THE PROBLEM »
Pick the lines holding the string "trap" out of the records and copy them.

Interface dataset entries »
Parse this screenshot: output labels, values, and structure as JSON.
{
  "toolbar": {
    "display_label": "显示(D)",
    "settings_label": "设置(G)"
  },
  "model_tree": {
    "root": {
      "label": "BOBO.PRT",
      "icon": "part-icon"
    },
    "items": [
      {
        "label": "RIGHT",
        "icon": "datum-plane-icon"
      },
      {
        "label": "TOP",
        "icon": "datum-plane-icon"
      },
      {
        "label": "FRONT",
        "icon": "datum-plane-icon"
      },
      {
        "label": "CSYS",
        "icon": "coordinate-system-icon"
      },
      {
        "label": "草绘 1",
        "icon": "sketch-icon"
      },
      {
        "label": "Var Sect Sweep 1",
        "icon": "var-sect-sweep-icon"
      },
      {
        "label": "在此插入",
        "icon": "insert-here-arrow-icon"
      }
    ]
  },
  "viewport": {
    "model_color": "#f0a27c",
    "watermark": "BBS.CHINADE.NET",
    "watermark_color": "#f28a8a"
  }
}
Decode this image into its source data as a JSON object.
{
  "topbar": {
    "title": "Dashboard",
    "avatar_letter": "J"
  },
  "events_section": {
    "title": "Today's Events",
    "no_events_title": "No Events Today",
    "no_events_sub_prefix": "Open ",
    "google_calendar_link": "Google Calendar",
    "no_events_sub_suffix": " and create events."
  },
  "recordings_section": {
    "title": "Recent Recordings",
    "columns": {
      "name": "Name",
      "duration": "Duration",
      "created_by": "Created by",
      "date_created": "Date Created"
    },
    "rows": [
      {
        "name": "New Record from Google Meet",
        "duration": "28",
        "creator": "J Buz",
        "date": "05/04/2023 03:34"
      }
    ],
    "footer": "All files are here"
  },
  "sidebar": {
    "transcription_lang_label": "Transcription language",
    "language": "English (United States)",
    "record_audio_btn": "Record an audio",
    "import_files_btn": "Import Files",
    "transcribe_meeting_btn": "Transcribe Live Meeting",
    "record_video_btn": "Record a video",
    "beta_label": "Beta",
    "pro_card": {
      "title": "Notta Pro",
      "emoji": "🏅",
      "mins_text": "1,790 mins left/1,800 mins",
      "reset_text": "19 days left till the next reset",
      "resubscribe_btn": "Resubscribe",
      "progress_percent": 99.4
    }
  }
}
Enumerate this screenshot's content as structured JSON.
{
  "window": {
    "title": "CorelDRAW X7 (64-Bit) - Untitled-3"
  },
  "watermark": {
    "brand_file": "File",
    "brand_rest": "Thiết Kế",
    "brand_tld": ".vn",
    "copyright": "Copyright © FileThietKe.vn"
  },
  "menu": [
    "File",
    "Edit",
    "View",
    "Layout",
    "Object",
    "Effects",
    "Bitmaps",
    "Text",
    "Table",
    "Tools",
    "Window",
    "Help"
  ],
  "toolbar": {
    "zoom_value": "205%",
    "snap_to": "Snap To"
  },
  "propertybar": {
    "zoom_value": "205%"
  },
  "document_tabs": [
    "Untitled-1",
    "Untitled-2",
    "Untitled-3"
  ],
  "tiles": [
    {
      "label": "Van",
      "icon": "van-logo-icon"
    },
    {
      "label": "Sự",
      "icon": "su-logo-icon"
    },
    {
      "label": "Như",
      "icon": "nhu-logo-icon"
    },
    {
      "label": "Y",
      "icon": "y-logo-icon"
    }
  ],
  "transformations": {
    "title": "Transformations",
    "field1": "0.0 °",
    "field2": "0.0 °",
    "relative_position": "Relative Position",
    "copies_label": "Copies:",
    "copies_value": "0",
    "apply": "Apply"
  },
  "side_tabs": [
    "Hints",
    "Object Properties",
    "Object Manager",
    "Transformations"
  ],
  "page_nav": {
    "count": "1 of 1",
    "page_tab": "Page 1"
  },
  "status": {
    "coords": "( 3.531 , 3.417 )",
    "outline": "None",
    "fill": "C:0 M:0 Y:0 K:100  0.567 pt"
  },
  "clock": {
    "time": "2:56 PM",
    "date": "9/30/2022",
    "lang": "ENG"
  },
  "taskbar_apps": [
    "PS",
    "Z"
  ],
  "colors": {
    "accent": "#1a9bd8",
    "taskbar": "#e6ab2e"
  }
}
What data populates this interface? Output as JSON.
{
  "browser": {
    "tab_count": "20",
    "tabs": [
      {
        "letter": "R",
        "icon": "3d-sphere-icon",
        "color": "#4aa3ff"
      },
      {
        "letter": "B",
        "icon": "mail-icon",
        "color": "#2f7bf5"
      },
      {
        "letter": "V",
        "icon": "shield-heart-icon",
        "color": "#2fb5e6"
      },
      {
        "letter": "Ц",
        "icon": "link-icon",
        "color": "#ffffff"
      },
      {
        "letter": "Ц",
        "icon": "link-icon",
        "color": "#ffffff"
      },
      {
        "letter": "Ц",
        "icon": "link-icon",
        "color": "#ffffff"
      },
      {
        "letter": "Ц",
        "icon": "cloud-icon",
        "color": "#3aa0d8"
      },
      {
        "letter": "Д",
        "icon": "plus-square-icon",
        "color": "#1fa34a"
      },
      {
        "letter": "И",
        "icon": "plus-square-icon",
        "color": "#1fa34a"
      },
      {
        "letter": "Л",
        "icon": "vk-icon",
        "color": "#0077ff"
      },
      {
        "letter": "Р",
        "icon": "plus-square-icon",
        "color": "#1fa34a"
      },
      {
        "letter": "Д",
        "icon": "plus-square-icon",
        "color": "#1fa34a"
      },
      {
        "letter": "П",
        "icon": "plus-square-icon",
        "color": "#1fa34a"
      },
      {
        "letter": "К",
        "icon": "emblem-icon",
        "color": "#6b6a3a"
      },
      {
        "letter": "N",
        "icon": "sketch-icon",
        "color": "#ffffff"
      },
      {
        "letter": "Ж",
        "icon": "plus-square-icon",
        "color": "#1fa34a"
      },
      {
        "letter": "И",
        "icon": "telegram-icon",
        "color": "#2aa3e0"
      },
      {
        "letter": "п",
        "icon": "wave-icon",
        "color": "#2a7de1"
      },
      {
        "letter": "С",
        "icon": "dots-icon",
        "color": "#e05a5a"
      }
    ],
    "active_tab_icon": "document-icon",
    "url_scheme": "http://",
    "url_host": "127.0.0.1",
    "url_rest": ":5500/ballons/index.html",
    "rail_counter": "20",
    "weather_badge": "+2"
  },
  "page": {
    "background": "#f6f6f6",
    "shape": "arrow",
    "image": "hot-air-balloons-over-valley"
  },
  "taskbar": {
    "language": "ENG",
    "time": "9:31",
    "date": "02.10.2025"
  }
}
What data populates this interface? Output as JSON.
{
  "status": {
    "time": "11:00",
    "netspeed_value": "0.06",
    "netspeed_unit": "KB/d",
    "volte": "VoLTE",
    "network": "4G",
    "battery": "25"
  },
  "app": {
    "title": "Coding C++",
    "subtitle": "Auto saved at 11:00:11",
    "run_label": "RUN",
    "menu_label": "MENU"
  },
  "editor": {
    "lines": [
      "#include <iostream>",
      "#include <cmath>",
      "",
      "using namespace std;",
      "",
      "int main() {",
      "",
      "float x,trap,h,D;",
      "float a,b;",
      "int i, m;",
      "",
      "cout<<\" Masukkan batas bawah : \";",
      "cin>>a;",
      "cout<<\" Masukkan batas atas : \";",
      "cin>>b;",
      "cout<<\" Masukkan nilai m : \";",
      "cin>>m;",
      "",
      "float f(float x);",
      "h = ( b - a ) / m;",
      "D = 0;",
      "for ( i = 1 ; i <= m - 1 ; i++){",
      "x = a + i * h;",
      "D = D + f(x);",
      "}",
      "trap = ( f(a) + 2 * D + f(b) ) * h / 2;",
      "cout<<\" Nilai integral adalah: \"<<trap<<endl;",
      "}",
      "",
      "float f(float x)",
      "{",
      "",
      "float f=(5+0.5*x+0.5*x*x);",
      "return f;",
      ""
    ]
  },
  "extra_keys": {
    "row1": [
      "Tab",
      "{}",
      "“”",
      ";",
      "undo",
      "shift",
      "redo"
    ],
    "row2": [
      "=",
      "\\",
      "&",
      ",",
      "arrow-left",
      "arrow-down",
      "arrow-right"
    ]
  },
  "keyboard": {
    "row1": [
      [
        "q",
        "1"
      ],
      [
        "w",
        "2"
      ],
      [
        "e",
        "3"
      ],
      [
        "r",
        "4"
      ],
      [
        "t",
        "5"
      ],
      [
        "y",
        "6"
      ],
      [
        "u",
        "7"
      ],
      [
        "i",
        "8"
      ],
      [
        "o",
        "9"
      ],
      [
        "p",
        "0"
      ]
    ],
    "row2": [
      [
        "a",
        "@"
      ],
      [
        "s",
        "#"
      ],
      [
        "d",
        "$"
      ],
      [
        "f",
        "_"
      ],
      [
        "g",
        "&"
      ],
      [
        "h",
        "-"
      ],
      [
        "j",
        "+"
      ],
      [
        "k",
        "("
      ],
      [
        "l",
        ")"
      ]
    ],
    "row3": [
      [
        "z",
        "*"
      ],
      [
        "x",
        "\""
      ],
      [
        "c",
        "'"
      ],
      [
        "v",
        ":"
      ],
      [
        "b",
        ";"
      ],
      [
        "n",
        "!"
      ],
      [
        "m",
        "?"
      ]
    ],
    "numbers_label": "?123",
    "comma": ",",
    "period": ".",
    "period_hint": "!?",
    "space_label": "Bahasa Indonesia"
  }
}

TASK OUTPUT »
      "float x,trap,h,D;",
      "trap = ( f(a) + 2 * D + f(b) ) * h / 2;",
      "cout<<\" Nilai integral adalah: \"<<trap<<endl;",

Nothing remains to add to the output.